The 2011 crew: Boris Decourt, moi, Leo Campos-Moya, and Cyndi Smith
One of my strategies has been to conduct on-time, professional riders' meetings (which are scheduled every day after the races, previewing the next day's activities) during which I approach the riders and their coaches as equal partners. I explain to them what I expect and that it is their choice to make the event successful. I also explain to them that I have zero tolerance for excess—but I also make clear to them that I am a human being who has a sense of humor and wants to have a good time. It's a juggling act, but last night it became clear that it paid off when, at the banquet, one of the students showed up as Chief Referee Jürgen, replete with fake mustache, blue USAC shirt, and even a fake German accent! My, I have no idea where he found glasses that look like my prescription Rudy's! He was making the rounds among the other frolickers, introducing himself as "Jürgen" and admonishing them to be good citizens. It was too freaking funny! And then he even started the festivities on the microphone the way I would start a racers' meetings. I was laughing tears! All this showed me was that they really trust and like me and believe that I can take a joke. It was the biggest compliment and show of respect that I can think of.
Who is who? One Jürgen hails from Humboldt State (CA) and is also known as Alex Deich

Chief Referee Jürgen starts the evening's festivities

The banquet at the AF Country Club came off beautifully, with only one stiff-drunk racer whom we discretely escorted to a safe location before things could get ugly. The food was outstanding, the hosts had invited a good guest speaker, and the awards ceremony showcased lots and lots of talent. And we had a chance to mingle with the racers, quite a few of whom had chosen to dress up.
That's why we officiate!
The newly crowned Division I XC champion ...
... and male counterparts
The final stars-and-stripes jerseys were given out today, Sunday, for the Dual Slalom. It's a cool discipline in which two racers go head-to-head down a 30-second course. This short video that I took gives you an idea not only of the format but also the challenging conditions, which continued to vary during the day depending on where the sun started to melt the muck ice into icy muck.

We had a few problems with the generator that activates the start gate, and there were a few other small hick-ups, but overall it was a great finale to an extremely successful National Championship. I think that everyone involved with this event—racer, organizer, volunteer, USAC staffer, or commissaire—will take away lasting memories.

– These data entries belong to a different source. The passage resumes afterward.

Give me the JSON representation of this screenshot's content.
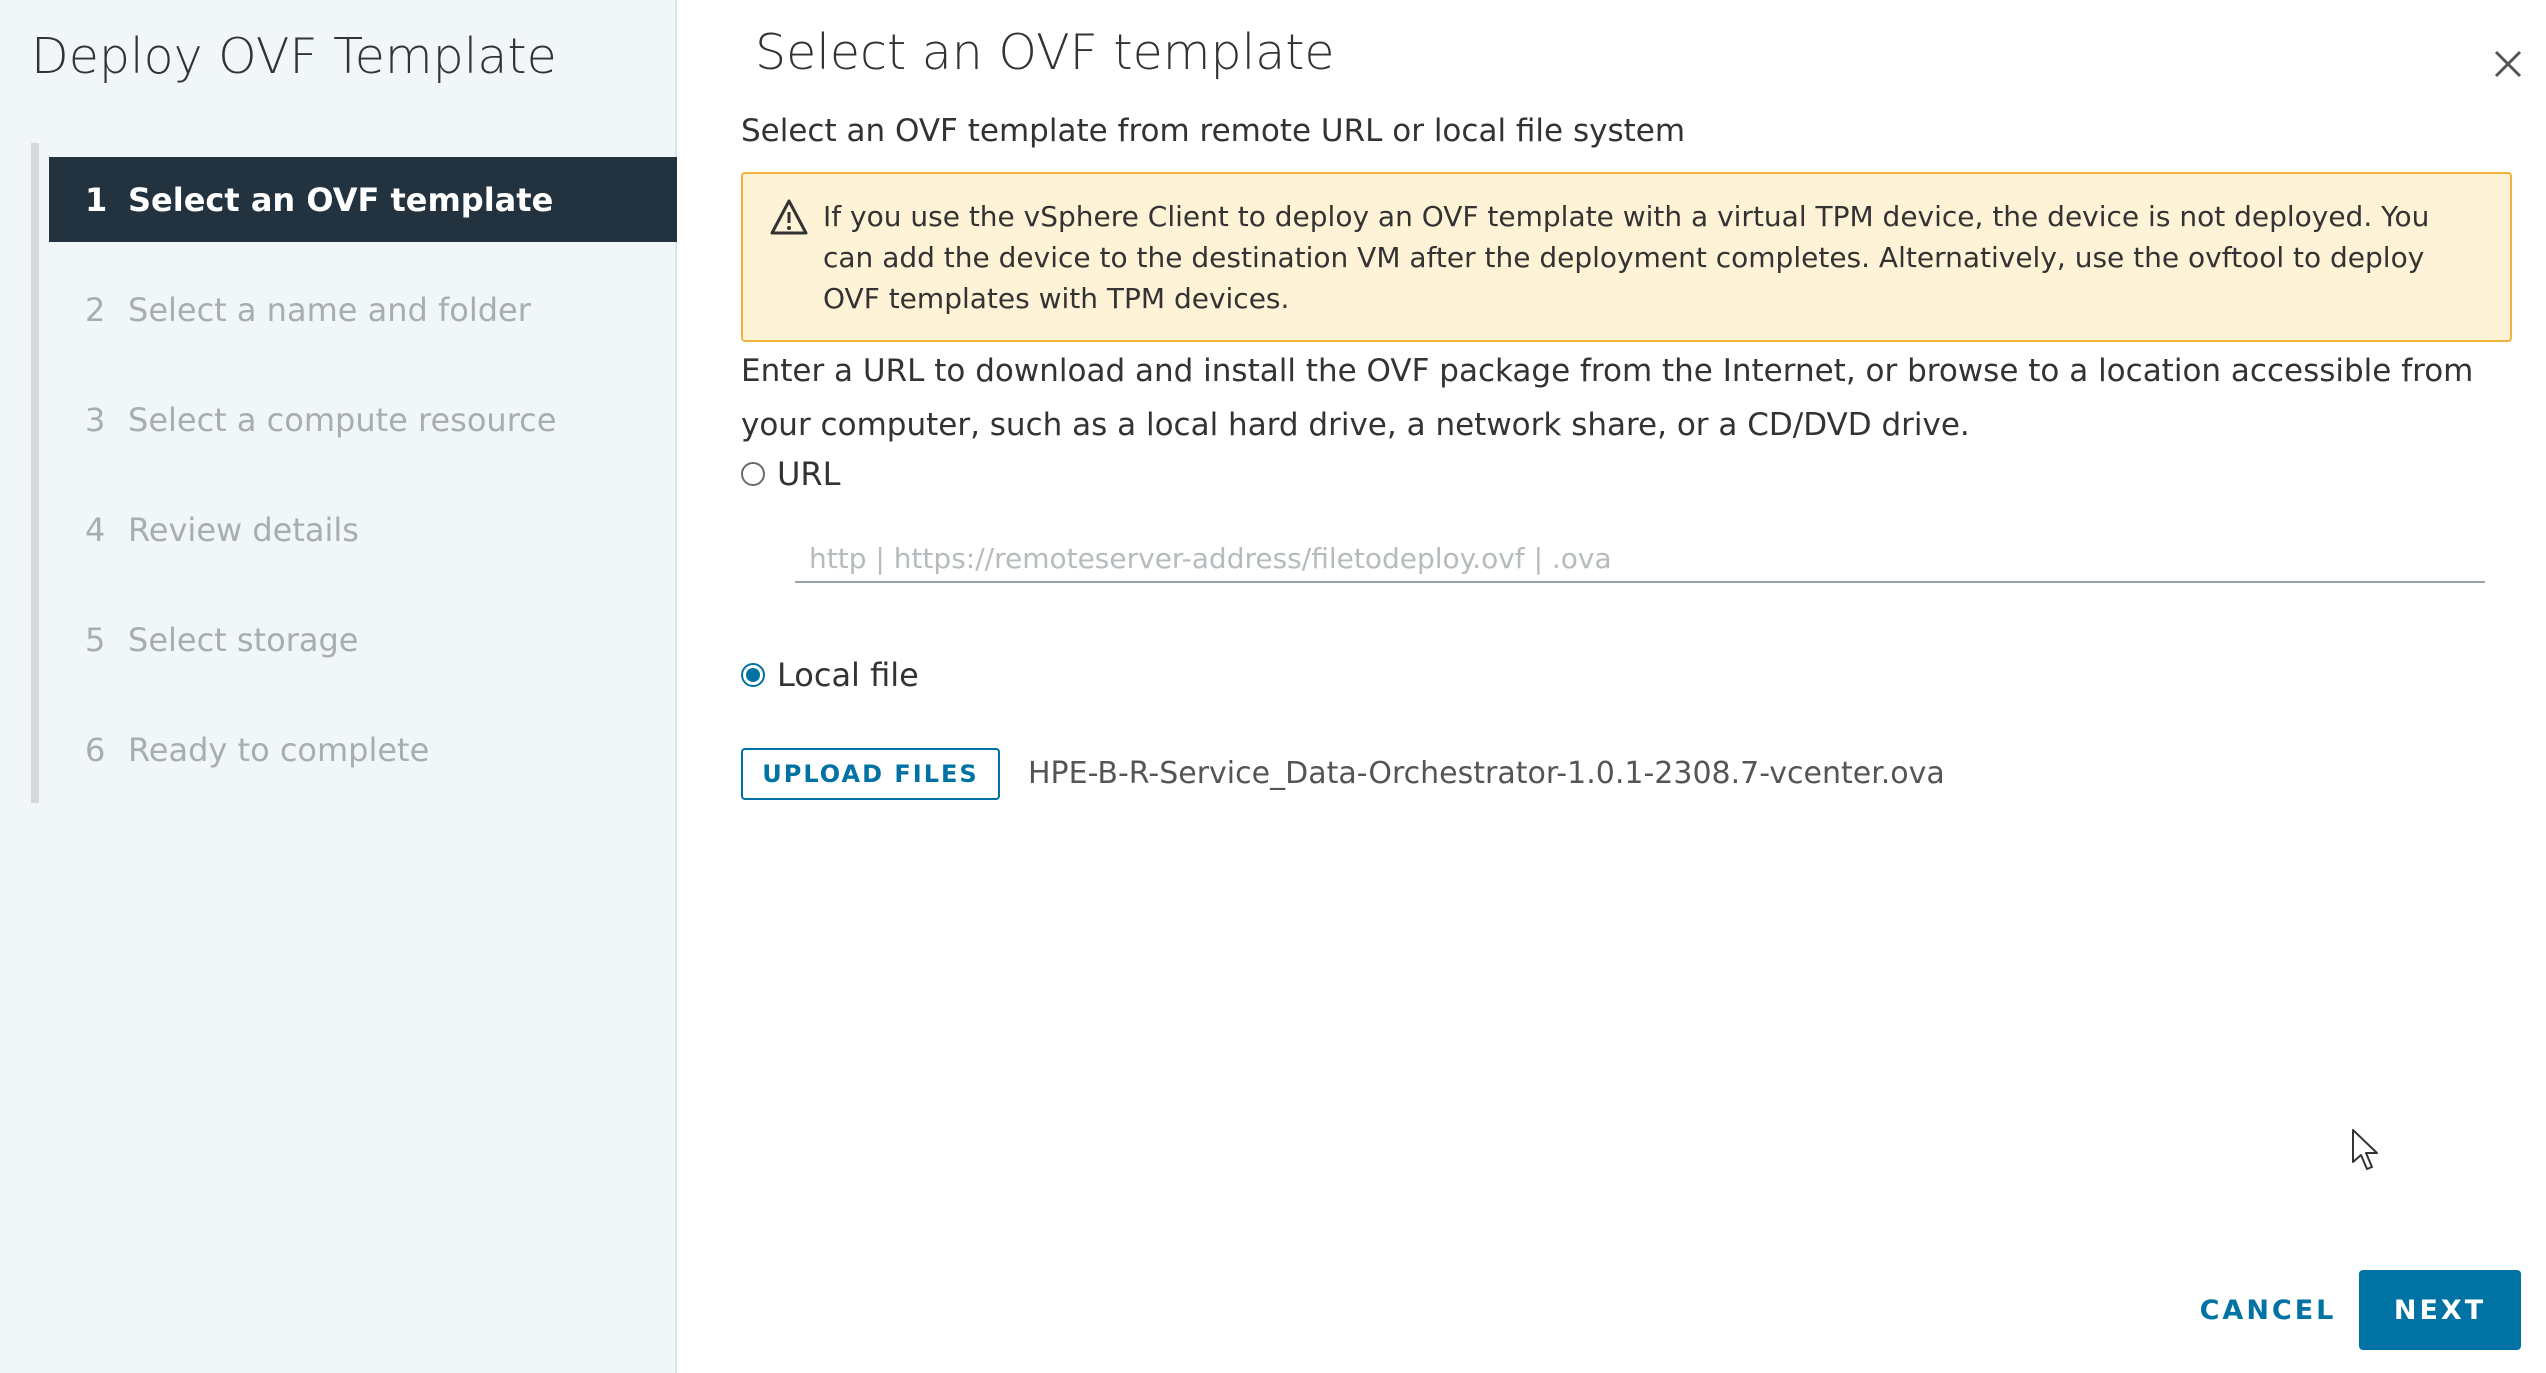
{
  "sidebar": {
    "title": "Deploy OVF Template",
    "steps": [
      {
        "num": "1",
        "label": "Select an OVF template"
      },
      {
        "num": "2",
        "label": "Select a name and folder"
      },
      {
        "num": "3",
        "label": "Select a compute resource"
      },
      {
        "num": "4",
        "label": "Review details"
      },
      {
        "num": "5",
        "label": "Select storage"
      },
      {
        "num": "6",
        "label": "Ready to complete"
      }
    ]
  },
  "main": {
    "title": "Select an OVF template",
    "subtitle": "Select an OVF template from remote URL or local file system",
    "alert": {
      "icon": "warning-triangle-icon",
      "text": "If you use the vSphere Client to deploy an OVF template with a virtual TPM device, the device is not deployed. You can add the device to the destination VM after the deployment completes. Alternatively, use the ovftool to deploy OVF templates with TPM devices."
    },
    "description": "Enter a URL to download and install the OVF package from the Internet, or browse to a location accessible from your computer, such as a local hard drive, a network share, or a CD/DVD drive.",
    "url_option": {
      "label": "URL",
      "selected": false,
      "value": "",
      "placeholder": "http | https://remoteserver-address/filetodeploy.ovf | .ova"
    },
    "local_option": {
      "label": "Local file",
      "selected": true
    },
    "upload_label": "UPLOAD FILES",
    "file_name": "HPE-B-R-Service_Data-Orchestrator-1.0.1-2308.7-vcenter.ova"
  },
  "footer": {
    "cancel_label": "CANCEL",
    "next_label": "NEXT"
  },
  "colors": {
    "accent": "#0072a3",
    "active_step_bg": "#22333f",
    "alert_bg": "#fef3d6",
    "alert_border": "#f2b33d"
  }
}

Thanks for reading this long entry, but believe me, it was a LONG week!



  1. It was so great to catch up with you this weekend. Always a pleasure to work with you! Please come visit us if you need another snow fix!

  2. Ditto, dear Cath, ditto. I just wish there had been another evening drowned out by good conversation and red wine. And remember that there is someone on the sidelines here who whispers "courage."

  3. Jurgen... Hands down great job at nationals.. It was great hanging out at nationals after so many years of you being a TMBRA official and never finding the time to introduce myself...BTW Texas State racers still want a beer with you. Brandon Ewers.